[Opening Records provided section]
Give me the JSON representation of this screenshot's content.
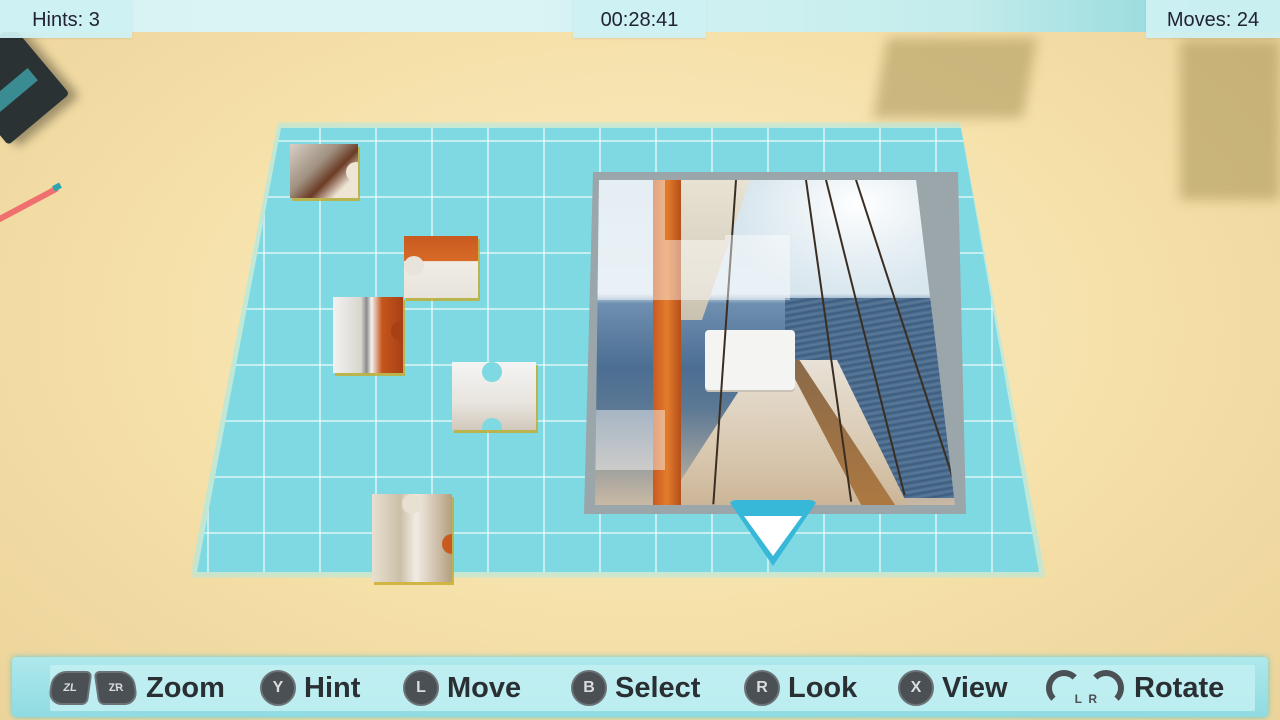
{
  "hud": {
    "hints_label": "Hints: 3",
    "timer": "00:28:41",
    "moves_label": "Moves: 24"
  },
  "controls": [
    {
      "buttons": [
        "ZL",
        "ZR"
      ],
      "label": "Zoom"
    },
    {
      "buttons": [
        "Y"
      ],
      "label": "Hint"
    },
    {
      "buttons": [
        "L"
      ],
      "label": "Move"
    },
    {
      "buttons": [
        "B"
      ],
      "label": "Select"
    },
    {
      "buttons": [
        "R"
      ],
      "label": "Look"
    },
    {
      "buttons": [
        "X"
      ],
      "label": "View"
    },
    {
      "buttons": [
        "L",
        "R"
      ],
      "label": "Rotate"
    }
  ],
  "colors": {
    "board": "#7fd9e2",
    "table": "#f5e0a8",
    "cursor": "#38b8d8",
    "control_bar": "#8fdbe1"
  },
  "icons": {
    "cursor": "selection-triangle-icon",
    "shoulder": "shoulder-button-icon",
    "face": "face-button-icon",
    "stick": "analog-stick-icon"
  }
}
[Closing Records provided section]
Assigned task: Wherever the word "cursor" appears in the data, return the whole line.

Solution to the problem:
    "cursor": "#38b8d8",
    "cursor": "selection-triangle-icon",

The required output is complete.